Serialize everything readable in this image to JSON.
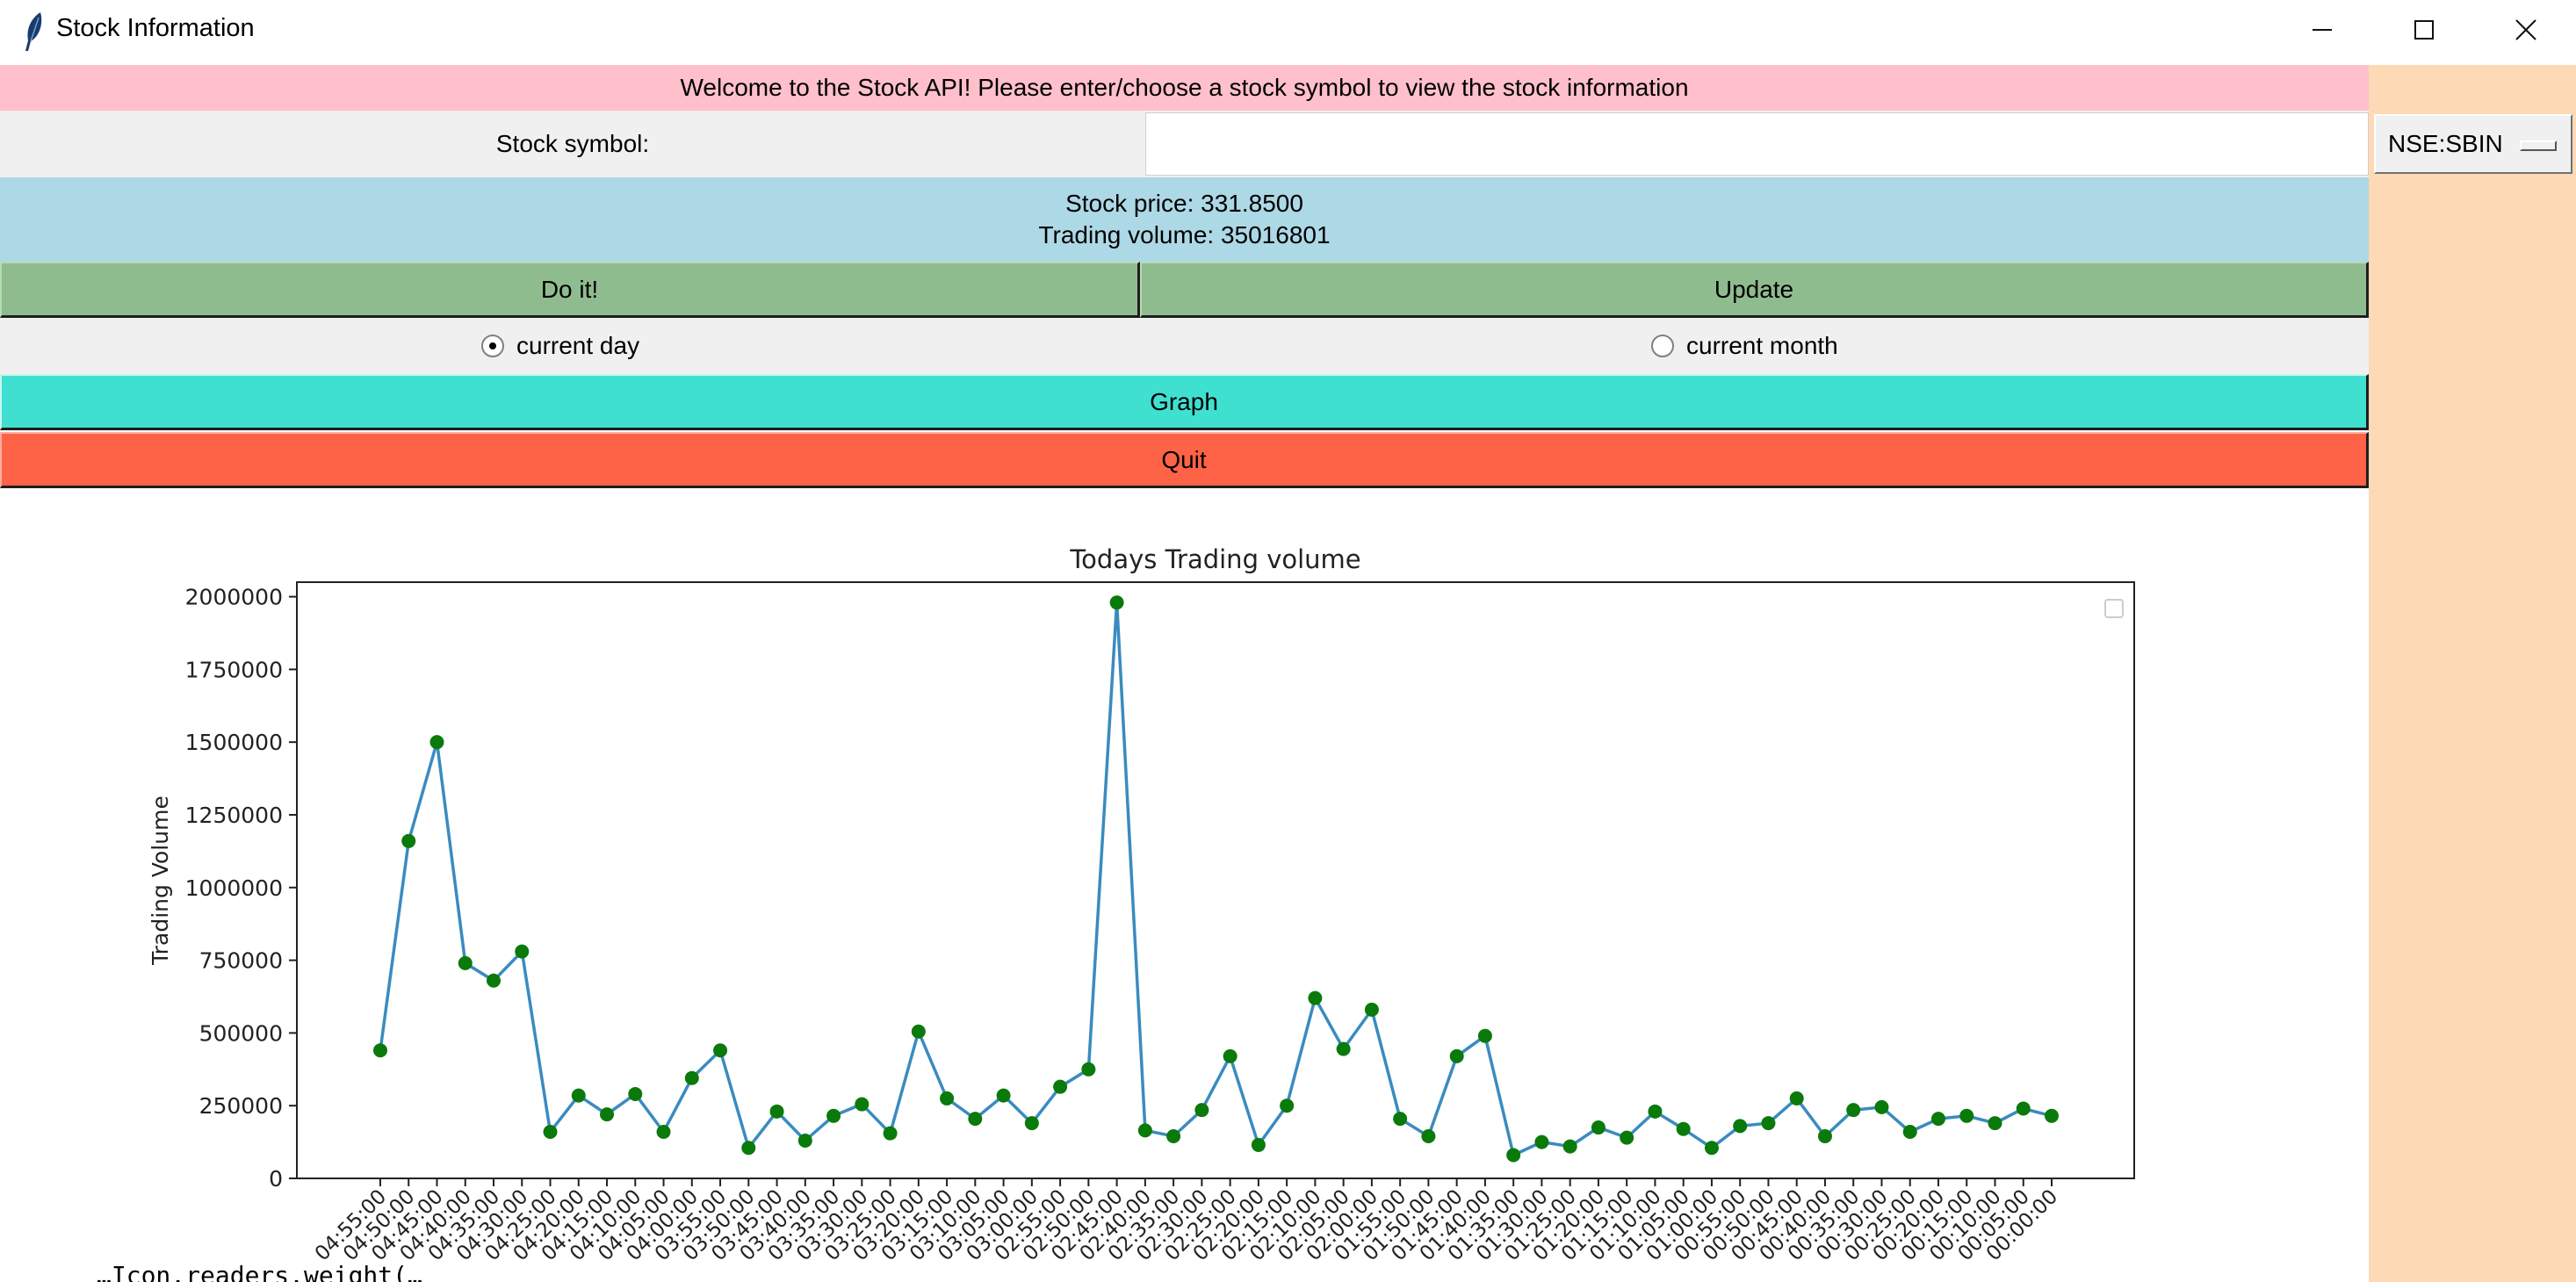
{
  "window": {
    "title": "Stock Information"
  },
  "welcome": {
    "text": "Welcome to the Stock API! Please enter/choose a stock symbol to view the stock information"
  },
  "symbol": {
    "label": "Stock symbol:",
    "input_value": "",
    "selected_option": "NSE:SBIN"
  },
  "info": {
    "price_line": "Stock price: 331.8500",
    "volume_line": "Trading volume: 35016801"
  },
  "buttons": {
    "do_it": "Do it!",
    "update": "Update",
    "graph": "Graph",
    "quit": "Quit"
  },
  "radios": {
    "day_label": "current day",
    "month_label": "current month",
    "selected": "current day"
  },
  "colors": {
    "welcome_bg": "#ffc0cb",
    "info_bg": "#add8e6",
    "button_green": "#8fbc8f",
    "graph_turquoise": "#40e0d0",
    "quit_tomato": "#ff6347",
    "side_panel": "#fdd9b5",
    "line": "#3a8bc0",
    "markers": "#0a7a0a"
  },
  "chart_data": {
    "type": "line",
    "title": "Todays Trading volume",
    "xlabel": "",
    "ylabel": "Trading Volume",
    "ylim": [
      0,
      2050000
    ],
    "yticks": [
      0,
      250000,
      500000,
      750000,
      1000000,
      1250000,
      1500000,
      1750000,
      2000000
    ],
    "yticklabels": [
      "0",
      "250000",
      "500000",
      "750000",
      "1000000",
      "1250000",
      "1500000",
      "1750000",
      "2000000"
    ],
    "legend": "top-right (empty)",
    "grid": false,
    "categories": [
      "04:55:00",
      "04:50:00",
      "04:45:00",
      "04:40:00",
      "04:35:00",
      "04:30:00",
      "04:25:00",
      "04:20:00",
      "04:15:00",
      "04:10:00",
      "04:05:00",
      "04:00:00",
      "03:55:00",
      "03:50:00",
      "03:45:00",
      "03:40:00",
      "03:35:00",
      "03:30:00",
      "03:25:00",
      "03:20:00",
      "03:15:00",
      "03:10:00",
      "03:05:00",
      "03:00:00",
      "02:55:00",
      "02:50:00",
      "02:45:00",
      "02:40:00",
      "02:35:00",
      "02:30:00",
      "02:25:00",
      "02:20:00",
      "02:15:00",
      "02:10:00",
      "02:05:00",
      "02:00:00",
      "01:55:00",
      "01:50:00",
      "01:45:00",
      "01:40:00",
      "01:35:00",
      "01:30:00",
      "01:25:00",
      "01:20:00",
      "01:15:00",
      "01:10:00",
      "01:05:00",
      "01:00:00",
      "00:55:00",
      "00:50:00",
      "00:45:00",
      "00:40:00",
      "00:35:00",
      "00:30:00",
      "00:25:00",
      "00:20:00",
      "00:15:00",
      "00:10:00",
      "00:05:00",
      "00:00:00"
    ],
    "values": [
      440000,
      1160000,
      1500000,
      740000,
      680000,
      780000,
      160000,
      285000,
      220000,
      290000,
      160000,
      345000,
      440000,
      105000,
      230000,
      130000,
      215000,
      255000,
      155000,
      505000,
      275000,
      205000,
      285000,
      190000,
      315000,
      375000,
      1980000,
      165000,
      145000,
      235000,
      420000,
      115000,
      250000,
      620000,
      445000,
      580000,
      205000,
      145000,
      420000,
      490000,
      80000,
      125000,
      110000,
      175000,
      140000,
      230000,
      170000,
      105000,
      180000,
      190000,
      275000,
      145000,
      235000,
      245000,
      160000,
      205000,
      215000,
      190000,
      240000,
      215000
    ]
  },
  "bottom_text": "…Icon.readers.weight(…"
}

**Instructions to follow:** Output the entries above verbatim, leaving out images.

**Result:**
Serialize everything readable in this image to JSON.
{
  "window": {
    "title": "Stock Information"
  },
  "welcome": {
    "text": "Welcome to the Stock API! Please enter/choose a stock symbol to view the stock information"
  },
  "symbol": {
    "label": "Stock symbol:",
    "input_value": "",
    "selected_option": "NSE:SBIN"
  },
  "info": {
    "price_line": "Stock price: 331.8500",
    "volume_line": "Trading volume: 35016801"
  },
  "buttons": {
    "do_it": "Do it!",
    "update": "Update",
    "graph": "Graph",
    "quit": "Quit"
  },
  "radios": {
    "day_label": "current day",
    "month_label": "current month",
    "selected": "current day"
  },
  "colors": {
    "welcome_bg": "#ffc0cb",
    "info_bg": "#add8e6",
    "button_green": "#8fbc8f",
    "graph_turquoise": "#40e0d0",
    "quit_tomato": "#ff6347",
    "side_panel": "#fdd9b5",
    "line": "#3a8bc0",
    "markers": "#0a7a0a"
  },
  "chart_data": {
    "type": "line",
    "title": "Todays Trading volume",
    "xlabel": "",
    "ylabel": "Trading Volume",
    "ylim": [
      0,
      2050000
    ],
    "yticks": [
      0,
      250000,
      500000,
      750000,
      1000000,
      1250000,
      1500000,
      1750000,
      2000000
    ],
    "yticklabels": [
      "0",
      "250000",
      "500000",
      "750000",
      "1000000",
      "1250000",
      "1500000",
      "1750000",
      "2000000"
    ],
    "legend": "top-right (empty)",
    "grid": false,
    "categories": [
      "04:55:00",
      "04:50:00",
      "04:45:00",
      "04:40:00",
      "04:35:00",
      "04:30:00",
      "04:25:00",
      "04:20:00",
      "04:15:00",
      "04:10:00",
      "04:05:00",
      "04:00:00",
      "03:55:00",
      "03:50:00",
      "03:45:00",
      "03:40:00",
      "03:35:00",
      "03:30:00",
      "03:25:00",
      "03:20:00",
      "03:15:00",
      "03:10:00",
      "03:05:00",
      "03:00:00",
      "02:55:00",
      "02:50:00",
      "02:45:00",
      "02:40:00",
      "02:35:00",
      "02:30:00",
      "02:25:00",
      "02:20:00",
      "02:15:00",
      "02:10:00",
      "02:05:00",
      "02:00:00",
      "01:55:00",
      "01:50:00",
      "01:45:00",
      "01:40:00",
      "01:35:00",
      "01:30:00",
      "01:25:00",
      "01:20:00",
      "01:15:00",
      "01:10:00",
      "01:05:00",
      "01:00:00",
      "00:55:00",
      "00:50:00",
      "00:45:00",
      "00:40:00",
      "00:35:00",
      "00:30:00",
      "00:25:00",
      "00:20:00",
      "00:15:00",
      "00:10:00",
      "00:05:00",
      "00:00:00"
    ],
    "values": [
      440000,
      1160000,
      1500000,
      740000,
      680000,
      780000,
      160000,
      285000,
      220000,
      290000,
      160000,
      345000,
      440000,
      105000,
      230000,
      130000,
      215000,
      255000,
      155000,
      505000,
      275000,
      205000,
      285000,
      190000,
      315000,
      375000,
      1980000,
      165000,
      145000,
      235000,
      420000,
      115000,
      250000,
      620000,
      445000,
      580000,
      205000,
      145000,
      420000,
      490000,
      80000,
      125000,
      110000,
      175000,
      140000,
      230000,
      170000,
      105000,
      180000,
      190000,
      275000,
      145000,
      235000,
      245000,
      160000,
      205000,
      215000,
      190000,
      240000,
      215000
    ]
  },
  "bottom_text": "…Icon.readers.weight(…"
}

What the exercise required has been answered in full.